Okay, moving into some performance lines when it comes to dinghy sheets. These first two are all about staying lightweight, not absorbing water. This is the Buzzline by New England and Marstron from Marlow. This is a polyester, polypropylene blend. This is an all polypropylene, so this will even float. Nice comfortable in the hand. Not super low stretch, but when you want something that will run and not absorb water, great choices. Well priced. And then these two lines. This is Rooster Polylight. This is a really unique line. It has a polyester jacket and a polypropylene core. It's attribute is that it doesn't tangle like other lines do. It is woven such that the load is carried 100% by the cover not the core. What that does is keeps it from wanting to tangle. This is a very popular line for laser sheets, where it first appeared. When you get to the weather mark and you want that main sheet to zing out without knots. This would be a great choice, especially for main sheets.

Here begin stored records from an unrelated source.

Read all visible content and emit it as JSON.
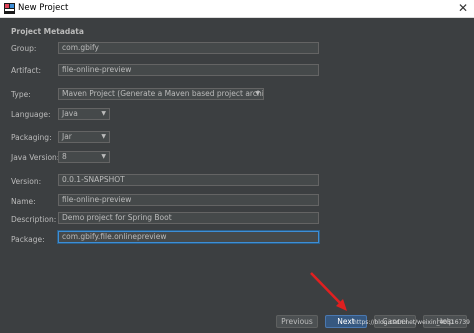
{
  "window": {
    "title": "New Project",
    "close_glyph": "✕"
  },
  "section_title": "Project Metadata",
  "fields": {
    "group": {
      "label": "Group:",
      "value": "com.gbify"
    },
    "artifact": {
      "label": "Artifact:",
      "value": "file-online-preview"
    },
    "type": {
      "label": "Type:",
      "value": "Maven Project (Generate a Maven based project archive.)"
    },
    "language": {
      "label": "Language:",
      "value": "Java"
    },
    "packaging": {
      "label": "Packaging:",
      "value": "Jar"
    },
    "java_version": {
      "label": "Java Version:",
      "value": "8"
    },
    "version": {
      "label": "Version:",
      "value": "0.0.1-SNAPSHOT"
    },
    "name": {
      "label": "Name:",
      "value": "file-online-preview"
    },
    "description": {
      "label": "Description:",
      "value": "Demo project for Spring Boot"
    },
    "package": {
      "label": "Package:",
      "value": "com.gbify.file.onlinepreview"
    }
  },
  "buttons": {
    "previous": "Previous",
    "next": "Next",
    "cancel": "Cancel",
    "help": "Help"
  },
  "watermark": "https://blog.csdn.net/weixin_40516739",
  "colors": {
    "background": "#3c3f41",
    "accent": "#365880",
    "arrow": "#e02020"
  }
}
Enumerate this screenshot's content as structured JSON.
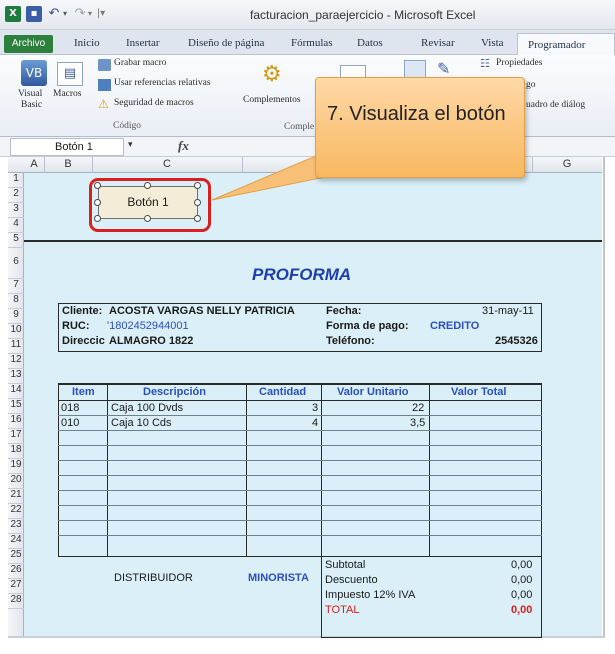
{
  "titlebar": {
    "app_icon": "excel-icon",
    "title": "facturacion_paraejercicio - Microsoft Excel"
  },
  "tabs": [
    {
      "label": "Archivo"
    },
    {
      "label": "Inicio"
    },
    {
      "label": "Insertar"
    },
    {
      "label": "Diseño de página"
    },
    {
      "label": "Fórmulas"
    },
    {
      "label": "Datos"
    },
    {
      "label": "Revisar"
    },
    {
      "label": "Vista"
    },
    {
      "label": "Programador"
    }
  ],
  "ribbon": {
    "visual_basic": [
      "Visual",
      "Basic"
    ],
    "macros": "Macros",
    "grabar_macro": "Grabar macro",
    "usar_referencias": "Usar referencias relativas",
    "seguridad_macros": "Seguridad de macros",
    "group_codigo": "Código",
    "complementos": "Complementos",
    "group_complementos_partial": "Comple",
    "propiedades": "Propiedades",
    "codigo_partial": "go",
    "cuadro_partial": "uadro de diálog"
  },
  "formula_bar": {
    "name_box": "Botón 1",
    "fx_label": "fx"
  },
  "grid": {
    "columns": [
      "A",
      "B",
      "C",
      "G"
    ],
    "rows": [
      "1",
      "2",
      "3",
      "4",
      "5",
      "6",
      "7",
      "8",
      "9",
      "10",
      "11",
      "12",
      "13",
      "14",
      "15",
      "16",
      "17",
      "18",
      "19",
      "20",
      "21",
      "22",
      "23",
      "24",
      "25",
      "26",
      "27",
      "28"
    ]
  },
  "sheet": {
    "button_label": "Botón 1",
    "proforma_title": "PROFORMA",
    "cliente_label": "Cliente:",
    "cliente_value": "ACOSTA VARGAS NELLY PATRICIA",
    "ruc_label": "RUC:",
    "ruc_value": "'1802452944001",
    "direccion_label": "Direccic",
    "direccion_value": "ALMAGRO 1822",
    "fecha_label": "Fecha:",
    "fecha_value": "31-may-11",
    "forma_pago_label": "Forma de pago:",
    "forma_pago_value": "CREDITO",
    "telefono_label": "Teléfono:",
    "telefono_value": "2545326",
    "table_headers": [
      "Item",
      "Descripción",
      "Cantidad",
      "Valor Unitario",
      "Valor Total"
    ],
    "items": [
      {
        "item": "018",
        "descripcion": "Caja 100 Dvds",
        "cantidad": "3",
        "valor_unitario": "22"
      },
      {
        "item": "010",
        "descripcion": "Caja 10 Cds",
        "cantidad": "4",
        "valor_unitario": "3,5"
      }
    ],
    "distribuidor": "DISTRIBUIDOR",
    "minorista": "MINORISTA",
    "totals": [
      {
        "label": "Subtotal",
        "value": "0,00"
      },
      {
        "label": "Descuento",
        "value": "0,00"
      },
      {
        "label": "Impuesto 12% IVA",
        "value": "0,00"
      },
      {
        "label": "TOTAL",
        "value": "0,00"
      }
    ]
  },
  "callout": {
    "text": "7. Visualiza el botón"
  },
  "colors": {
    "accent_red": "#d8201c",
    "proforma_blue": "#1d3fae",
    "callout_orange": "#f7b860",
    "sheet_background": "#daeff7"
  }
}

All right, last one. This is really about just having a good polyester, low stretch well-running line. This is dinghy Sheet by FSE and it has nylon, actually woven in with the cover. It gives it a ... It's really, at first you don't realize it but it's got kind of a grippability that you wouldn't find in an all-polyester line. It's very round. It's a medium hand. It's just a good all-around low stretch kind of high tech polyester main sheet for dinghies.
Okay, moving into high tech high performance dinghy sheets. These are from Alpha Ropes. SSR, blend of Dyneema and Cordura. Dyneema for low water absorption and stretch and the Cordura makes the line easier to hold onto. Now we've got Salsa from New England. This is a blend of polyester and Dyneema. Again, polyester is there to make it a grippable. Okay, here's an interesting twist. This is Yale, PhD Racer. It's a blend of polyester and Dyneema, but the Dyneema is actually wrapped inside of these polyester pieces here, these strands so you never actually come in contact with it. You're only holding the soft polyester the whole time, which makes it the most grippable line in the group here. Last, this is DPX. It is Dyneema and then the white part here is like this worsted polyester and it's very soft. It is fuzzy. Low stretch from the Dyneema and that polyester makes it probably the second most grippable line in the group here. Great in clam cleats and wonderful all these in your hand.
Okay, dinghy control lines. While there's a real gamut here of applications. Starting with your more basic, whether it's your vang, cunningham, outhaul. The polyester line we talked about early, great for any recreational control line. Available in lots of different colors and sizes depending on the application. Grab the green one. Grab the blue one. Easy to communicate to people what you need them to do. If you have something that needs low stretch, high strength, we're right back here to small diameter, Vectran and Dyneema lines depending on your need. If you're going to handle the line more often, then we're back to the single braids with the Dyneema, low stretch, very soft in the hand. And if you have a specialty application in control lines, especially things that you are not going to be cleaning or handling whether it's a strop or a link in your vang system, these Dyneema and Vectran single braids would be a good choice.